Blanchot goes back to the relation between museums and the public in a brusque way: “Why do artistic works have this encyclopedic ambition that leads them to arrange themselves together, to be seen with each other, by a gaze so general as well as confused and weak, since this can only lead to a compromised communication?” [4] So by reference to the two thinkers’ positions, the dilemma comes down to this: How can a museum-type presentation of works preserve the live relationship between art and spectator? What kind of presentation would resist both the conventionality of a museum and the unthinking hoard of images imposed by the culture industry? The works of Potamianou seem to provide a dialectical kind of answer. Ultimately, personal choice, the “personal archive of memoranda rather than mementos [5] which relies neither on the historicism of the museum and the artistic event nor on the unhistorical relativism of the internet, could be a way of escape or even emancipation. Jacques Rancière recently described one’s involvement in art as a way of intellectual emancipation and placed special emphasis on the catalytic role of the viewer: "Being a spectator is not some passive condition that we should transform into activity. It is our normal situation. We also learn and teach, act and know, as spectators who all the time link what we see to what we have seen and said, done and dreamed. There is no more a privileged form than there is a privileged starting point. We do not have to transform spectators into actors, and ignoramuses into scholars. We have to recognize the knowledge at work in the ignoramus and the activity peculiar to the spectator." [6]

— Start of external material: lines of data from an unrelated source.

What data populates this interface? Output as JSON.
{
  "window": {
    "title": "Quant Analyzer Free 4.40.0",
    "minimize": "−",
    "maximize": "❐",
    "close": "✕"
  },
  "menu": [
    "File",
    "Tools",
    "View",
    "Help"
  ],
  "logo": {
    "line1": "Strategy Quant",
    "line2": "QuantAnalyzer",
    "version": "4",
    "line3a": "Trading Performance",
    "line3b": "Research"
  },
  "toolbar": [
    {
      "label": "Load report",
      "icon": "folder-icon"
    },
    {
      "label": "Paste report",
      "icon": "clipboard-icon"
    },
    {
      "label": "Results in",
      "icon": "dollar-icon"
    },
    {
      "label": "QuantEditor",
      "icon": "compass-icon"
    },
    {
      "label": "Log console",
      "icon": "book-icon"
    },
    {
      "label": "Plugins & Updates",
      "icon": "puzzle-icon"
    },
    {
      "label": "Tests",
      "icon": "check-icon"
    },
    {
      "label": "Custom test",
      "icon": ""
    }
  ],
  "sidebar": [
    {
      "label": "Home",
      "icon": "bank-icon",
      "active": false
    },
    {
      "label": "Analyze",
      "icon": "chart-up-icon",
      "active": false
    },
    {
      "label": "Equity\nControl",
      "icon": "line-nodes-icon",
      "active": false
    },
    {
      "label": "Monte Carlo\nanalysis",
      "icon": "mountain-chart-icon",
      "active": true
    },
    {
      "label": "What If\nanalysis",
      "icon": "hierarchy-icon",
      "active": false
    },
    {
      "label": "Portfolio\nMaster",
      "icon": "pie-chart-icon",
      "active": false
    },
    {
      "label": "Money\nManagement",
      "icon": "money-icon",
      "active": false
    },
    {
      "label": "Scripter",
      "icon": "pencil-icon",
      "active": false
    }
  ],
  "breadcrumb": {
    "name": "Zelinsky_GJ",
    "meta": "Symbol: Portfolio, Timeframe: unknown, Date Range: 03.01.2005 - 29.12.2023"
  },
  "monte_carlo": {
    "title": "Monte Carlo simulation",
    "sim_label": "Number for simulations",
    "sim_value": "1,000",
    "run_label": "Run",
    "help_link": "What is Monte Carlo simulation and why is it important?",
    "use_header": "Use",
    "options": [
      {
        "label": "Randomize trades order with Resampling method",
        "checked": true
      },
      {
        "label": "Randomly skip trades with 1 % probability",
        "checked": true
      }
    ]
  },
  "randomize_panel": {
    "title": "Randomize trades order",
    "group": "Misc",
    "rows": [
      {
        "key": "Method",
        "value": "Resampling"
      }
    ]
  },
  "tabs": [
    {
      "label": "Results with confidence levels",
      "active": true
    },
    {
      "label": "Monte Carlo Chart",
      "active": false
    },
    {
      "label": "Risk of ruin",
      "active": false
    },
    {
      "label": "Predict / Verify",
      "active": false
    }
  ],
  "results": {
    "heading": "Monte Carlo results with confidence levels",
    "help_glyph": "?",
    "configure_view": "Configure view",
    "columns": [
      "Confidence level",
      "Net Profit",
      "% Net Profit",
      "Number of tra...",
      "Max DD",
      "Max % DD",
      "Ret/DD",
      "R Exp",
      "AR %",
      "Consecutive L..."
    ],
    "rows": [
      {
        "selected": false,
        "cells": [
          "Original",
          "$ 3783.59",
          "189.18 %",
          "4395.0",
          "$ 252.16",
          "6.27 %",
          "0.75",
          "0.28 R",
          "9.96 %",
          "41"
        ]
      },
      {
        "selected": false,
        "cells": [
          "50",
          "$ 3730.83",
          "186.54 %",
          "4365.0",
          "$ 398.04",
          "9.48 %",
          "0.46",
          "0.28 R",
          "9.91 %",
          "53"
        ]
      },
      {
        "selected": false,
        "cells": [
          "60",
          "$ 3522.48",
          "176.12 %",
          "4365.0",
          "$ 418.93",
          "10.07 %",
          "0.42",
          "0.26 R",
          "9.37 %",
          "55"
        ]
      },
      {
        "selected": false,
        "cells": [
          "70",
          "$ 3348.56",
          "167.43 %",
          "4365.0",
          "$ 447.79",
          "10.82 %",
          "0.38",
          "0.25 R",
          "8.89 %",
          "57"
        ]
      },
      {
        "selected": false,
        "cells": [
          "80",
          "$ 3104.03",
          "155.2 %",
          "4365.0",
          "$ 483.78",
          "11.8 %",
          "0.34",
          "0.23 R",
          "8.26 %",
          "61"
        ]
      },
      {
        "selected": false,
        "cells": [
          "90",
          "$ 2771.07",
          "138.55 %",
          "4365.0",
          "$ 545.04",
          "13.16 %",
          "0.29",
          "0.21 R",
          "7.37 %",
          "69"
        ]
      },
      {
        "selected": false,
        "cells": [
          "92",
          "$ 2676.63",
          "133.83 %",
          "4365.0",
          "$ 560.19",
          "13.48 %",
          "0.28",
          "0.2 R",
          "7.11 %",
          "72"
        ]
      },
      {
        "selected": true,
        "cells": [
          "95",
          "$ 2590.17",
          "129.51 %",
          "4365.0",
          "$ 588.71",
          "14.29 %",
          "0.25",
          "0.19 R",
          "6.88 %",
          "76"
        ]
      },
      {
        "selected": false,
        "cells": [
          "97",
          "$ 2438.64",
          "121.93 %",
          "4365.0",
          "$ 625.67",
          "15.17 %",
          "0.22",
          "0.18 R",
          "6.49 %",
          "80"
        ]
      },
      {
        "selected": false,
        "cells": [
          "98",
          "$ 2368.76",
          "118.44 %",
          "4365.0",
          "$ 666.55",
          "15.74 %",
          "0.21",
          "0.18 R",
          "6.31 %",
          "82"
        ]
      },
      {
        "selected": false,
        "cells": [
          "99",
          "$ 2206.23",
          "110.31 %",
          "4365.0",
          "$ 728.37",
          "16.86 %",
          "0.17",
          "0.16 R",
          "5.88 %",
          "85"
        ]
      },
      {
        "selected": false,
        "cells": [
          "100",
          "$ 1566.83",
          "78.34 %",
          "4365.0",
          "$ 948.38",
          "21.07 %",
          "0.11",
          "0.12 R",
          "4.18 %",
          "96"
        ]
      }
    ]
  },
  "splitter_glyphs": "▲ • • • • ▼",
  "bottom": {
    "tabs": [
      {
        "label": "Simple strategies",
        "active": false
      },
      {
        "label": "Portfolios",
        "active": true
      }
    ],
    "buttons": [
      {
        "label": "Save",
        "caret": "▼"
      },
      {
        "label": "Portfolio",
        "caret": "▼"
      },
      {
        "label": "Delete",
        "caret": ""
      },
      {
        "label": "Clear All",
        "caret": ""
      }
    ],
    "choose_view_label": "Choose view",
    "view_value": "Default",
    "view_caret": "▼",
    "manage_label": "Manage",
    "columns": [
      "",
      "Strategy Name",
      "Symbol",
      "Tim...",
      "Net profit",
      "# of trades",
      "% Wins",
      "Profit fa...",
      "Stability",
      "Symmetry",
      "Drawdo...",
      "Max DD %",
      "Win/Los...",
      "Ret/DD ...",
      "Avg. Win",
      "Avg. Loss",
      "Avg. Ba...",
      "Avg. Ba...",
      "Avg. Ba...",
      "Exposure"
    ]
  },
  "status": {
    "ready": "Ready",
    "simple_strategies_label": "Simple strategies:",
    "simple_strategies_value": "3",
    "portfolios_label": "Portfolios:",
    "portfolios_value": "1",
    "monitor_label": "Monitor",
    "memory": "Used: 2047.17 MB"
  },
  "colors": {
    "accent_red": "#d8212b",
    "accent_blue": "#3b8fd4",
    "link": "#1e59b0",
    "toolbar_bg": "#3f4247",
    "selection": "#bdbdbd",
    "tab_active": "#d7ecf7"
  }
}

So it is no accident that Potamianou’s recent work Utopia: You are always in my mind (2010) —an installation of showcases with various objects, shelves with books, notes, models and studies— functions as a modern-day Wunderkammer, a personal archive and at the same time as a call for de-sanctifying the museum and de-mystifying today’s virtual collections. In Renaissance Europe the Wunderkammern or Cabinets of Wonder were private spaces for the display of artworks and curiosities collected on the basis of subjective, personal criteria of learning and aesthetic pleasure. And in a way this kind of “museum of private fantasies”, as exemplified in this work, seems to be the artist’s optimistic proposition for the future.

 

Sotirios Bahtsetzis

 

 

[1] Maurice Blanchot, “The Museum, Art and Time”, in Friendship, transl. Elizabeth Rottenberg, Stanford University Press 1997, p. 17

[2] idem, p. 20.

[3] Theodor Adorno, “Theorie der Halbbildung”, in Gesammelte Schriften. Frankfurt am Main: Suhrkamp, 1972, p. 103; English transl. Alex Demirovic, www.scielo.br/scielo.php?script=sci_arttext&pid=S0101-31732004000100003

[4] Maurice Blanchot, op. cit., p. 45.

[5] Thalea Stefanidou, RE-MADE Artemis Potamianou, 2007.

[6] Jacques Rancière, The Emancipated Spectator, London New York: Verso, 2009, trans. Gregory Elliott, p. 17